● Exercise directions
Each record that follows is to be reproduced character for character, pictures excepted.

● Extracted entries
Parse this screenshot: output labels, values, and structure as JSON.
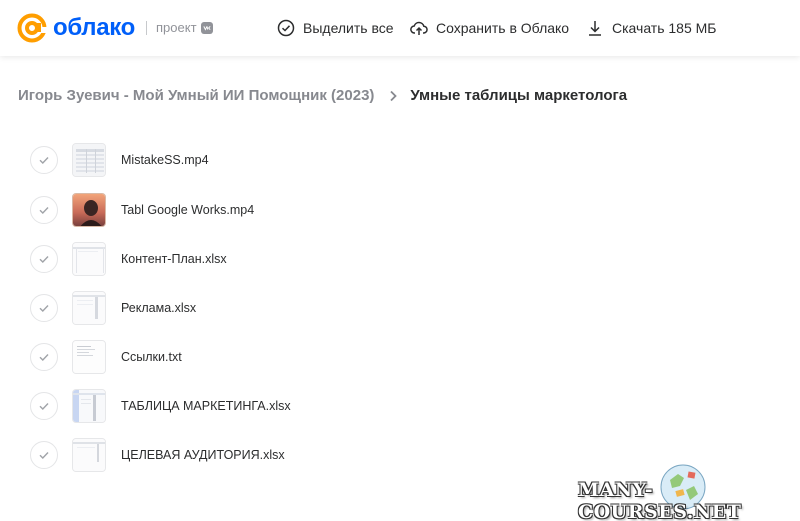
{
  "header": {
    "logo_text": "облако",
    "logo_sub": "проект",
    "actions": {
      "select_all": "Выделить все",
      "save_to_cloud": "Сохранить в Облако",
      "download": "Скачать 185 МБ"
    }
  },
  "breadcrumb": {
    "parent": "Игорь Зуевич - Мой Умный ИИ Помощник (2023)",
    "current": "Умные таблицы маркетолога"
  },
  "files": [
    {
      "name": "MistakeSS.mp4",
      "thumb": "sheet-video"
    },
    {
      "name": "Tabl Google Works.mp4",
      "thumb": "photo"
    },
    {
      "name": "Контент-План.xlsx",
      "thumb": "sheet"
    },
    {
      "name": "Реклама.xlsx",
      "thumb": "sheet"
    },
    {
      "name": "Ссылки.txt",
      "thumb": "text"
    },
    {
      "name": "ТАБЛИЦА МАРКЕТИНГА.xlsx",
      "thumb": "sheet-blue"
    },
    {
      "name": "ЦЕЛЕВАЯ АУДИТОРИЯ.xlsx",
      "thumb": "sheet"
    }
  ],
  "watermark": "MANY-COURSES.NET",
  "colors": {
    "brand": "#005ff9",
    "brand_accent": "#ff9e00",
    "text": "#2c2d2e",
    "muted": "#87898f"
  }
}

● Written response
Parse this screenshot: output labels, values, and structure as JSON.
{
  "header": {
    "logo_text": "облако",
    "logo_sub": "проект",
    "actions": {
      "select_all": "Выделить все",
      "save_to_cloud": "Сохранить в Облако",
      "download": "Скачать 185 МБ"
    }
  },
  "breadcrumb": {
    "parent": "Игорь Зуевич - Мой Умный ИИ Помощник (2023)",
    "current": "Умные таблицы маркетолога"
  },
  "files": [
    {
      "name": "MistakeSS.mp4",
      "thumb": "sheet-video"
    },
    {
      "name": "Tabl Google Works.mp4",
      "thumb": "photo"
    },
    {
      "name": "Контент-План.xlsx",
      "thumb": "sheet"
    },
    {
      "name": "Реклама.xlsx",
      "thumb": "sheet"
    },
    {
      "name": "Ссылки.txt",
      "thumb": "text"
    },
    {
      "name": "ТАБЛИЦА МАРКЕТИНГА.xlsx",
      "thumb": "sheet-blue"
    },
    {
      "name": "ЦЕЛЕВАЯ АУДИТОРИЯ.xlsx",
      "thumb": "sheet"
    }
  ],
  "watermark": "MANY-COURSES.NET",
  "colors": {
    "brand": "#005ff9",
    "brand_accent": "#ff9e00",
    "text": "#2c2d2e",
    "muted": "#87898f"
  }
}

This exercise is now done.